Oathing stone image for unity ritual for Wedwordy, photo by XSiGHT

A wonderful couple in northern California had requested a special unity ritual to be shared in their wedding ceremony. When Kali and Chase explained to Reverend Rick Tan of Tan Weddings & Events about the significance of the oathing stones, he was super excited to incorporate it into their wedding ceremony script! The ritual originated in Scotland where couples would lay their hands on a giant stone as they professed their love and exchanged their vows. In the ceremony, a giant boulder would be unwieldy, so a smooth river stone was used and passed through all the guests’ hands before ending up with the couple, just in time for their exchange of vows – so beautiful!

Now, Wedwordy includes it our growing library of fabulous passages.
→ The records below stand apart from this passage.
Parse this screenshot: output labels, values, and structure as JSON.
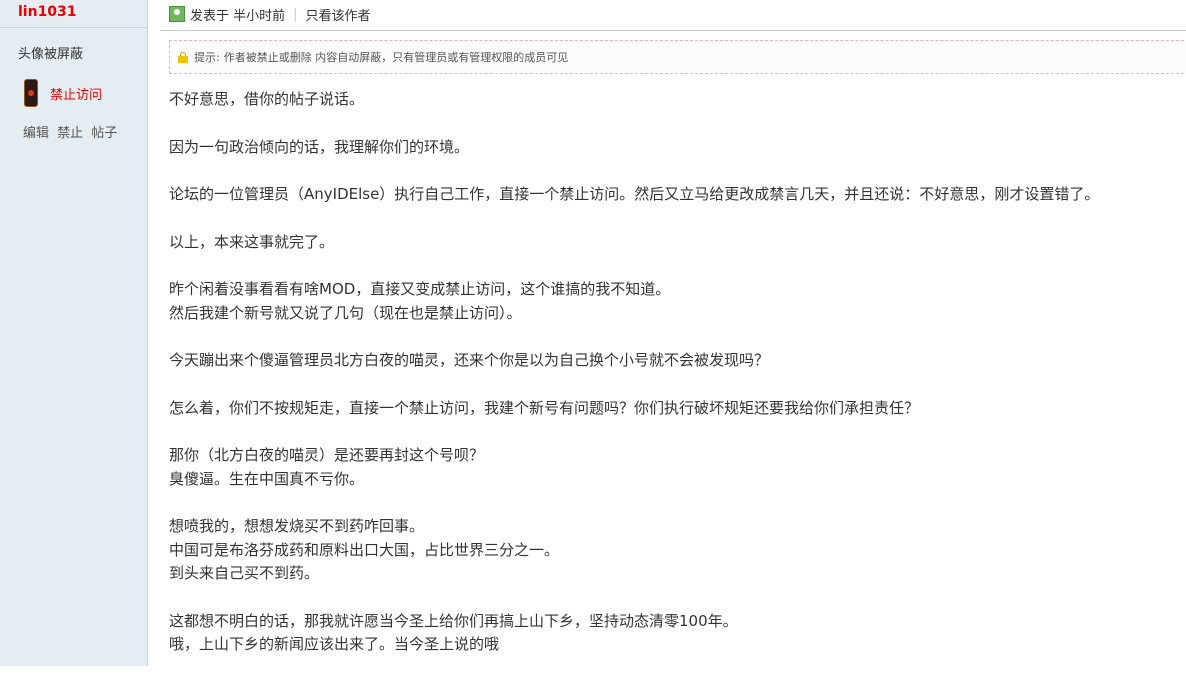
{
  "sidebar": {
    "username": "lin1031",
    "avatar_notice": "头像被屏蔽",
    "ban_status": "禁止访问",
    "admin_links": [
      "编辑",
      "禁止",
      "帖子"
    ]
  },
  "post_meta": {
    "posted": "发表于 半小时前",
    "only_author": "只看该作者"
  },
  "notice": {
    "label": "提示:",
    "text": "作者被禁止或删除 内容自动屏蔽，只有管理员或有管理权限的成员可见"
  },
  "content": {
    "paragraphs": [
      [
        "不好意思，借你的帖子说话。"
      ],
      [
        "因为一句政治倾向的话，我理解你们的环境。"
      ],
      [
        "论坛的一位管理员（AnyIDElse）执行自己工作，直接一个禁止访问。然后又立马给更改成禁言几天，并且还说：不好意思，刚才设置错了。"
      ],
      [
        "以上，本来这事就完了。"
      ],
      [
        "昨个闲着没事看看有啥MOD，直接又变成禁止访问，这个谁搞的我不知道。",
        "然后我建个新号就又说了几句（现在也是禁止访问）。"
      ],
      [
        "今天蹦出来个傻逼管理员北方白夜的喵灵，还来个你是以为自己换个小号就不会被发现吗？"
      ],
      [
        "怎么着，你们不按规矩走，直接一个禁止访问，我建个新号有问题吗？你们执行破坏规矩还要我给你们承担责任？"
      ],
      [
        "那你（北方白夜的喵灵）是还要再封这个号呗？",
        "臭傻逼。生在中国真不亏你。"
      ],
      [
        "想喷我的，想想发烧买不到药咋回事。",
        "中国可是布洛芬成药和原料出口大国，占比世界三分之一。",
        "到头来自己买不到药。"
      ],
      [
        "这都想不明白的话，那我就许愿当今圣上给你们再搞上山下乡，坚持动态清零100年。",
        "哦，上山下乡的新闻应该出来了。当今圣上说的哦"
      ]
    ]
  }
}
You can find it in the element Unity Rituals. When you compose your wedding ceremony draft, go to the Elements Library, choose Unity Ritual, drag it into your ceremony (we recommend following the Greeting), click “Save Draft” to update the new ceremony flow, then scroll through the Unity Ritual passages for Oathing Stone. Select and save it, and it’s now in your wedding ceremony script!

Photo Credit | XSiGHT

Pro Tips on Running a Wedding Ceremony Rehearsal

Conducting a wedding ceremony rehearsal is not as challenging as you might think, if you know the basic logistics of a wedding ceremony. Tan Weddings & Events and Wedwordy teamed up to produce a short 3 minute video of a wedding rehearsal for our friends Briana and Jonathan. The video depicts the couple’s partnership, personality, and family circle. Tailor the ceremony to what suits you and your partner, and your vision.

Here are a few highlight tips of running a rehearsal:

  1. Start with the ceremony line-up, so the facilitator can see who is in the Wedding Party, the honored family members, and + one’s who wanted to tag along!
  2. The Wedding party should be shoulder to shoulder, slightly angled, no sun glasses, no gum, and no locking the knees.
  3. The couple stands facing each other, hand-in-hand, throughout the ceremony.
  4. Next practice the Recessional (the exit), beginning with the newlyweds, then the Wedding Party starting closest to the couple, then parents and grandparets as applicable.
  5. End the rehearsal by practicing the Processional (the entrance).
  6. If possible, have witnesses sign the marriage license with the officiant/coordinator facilitating. It is one less think to worry about on the wedding day!

Enjoy the video!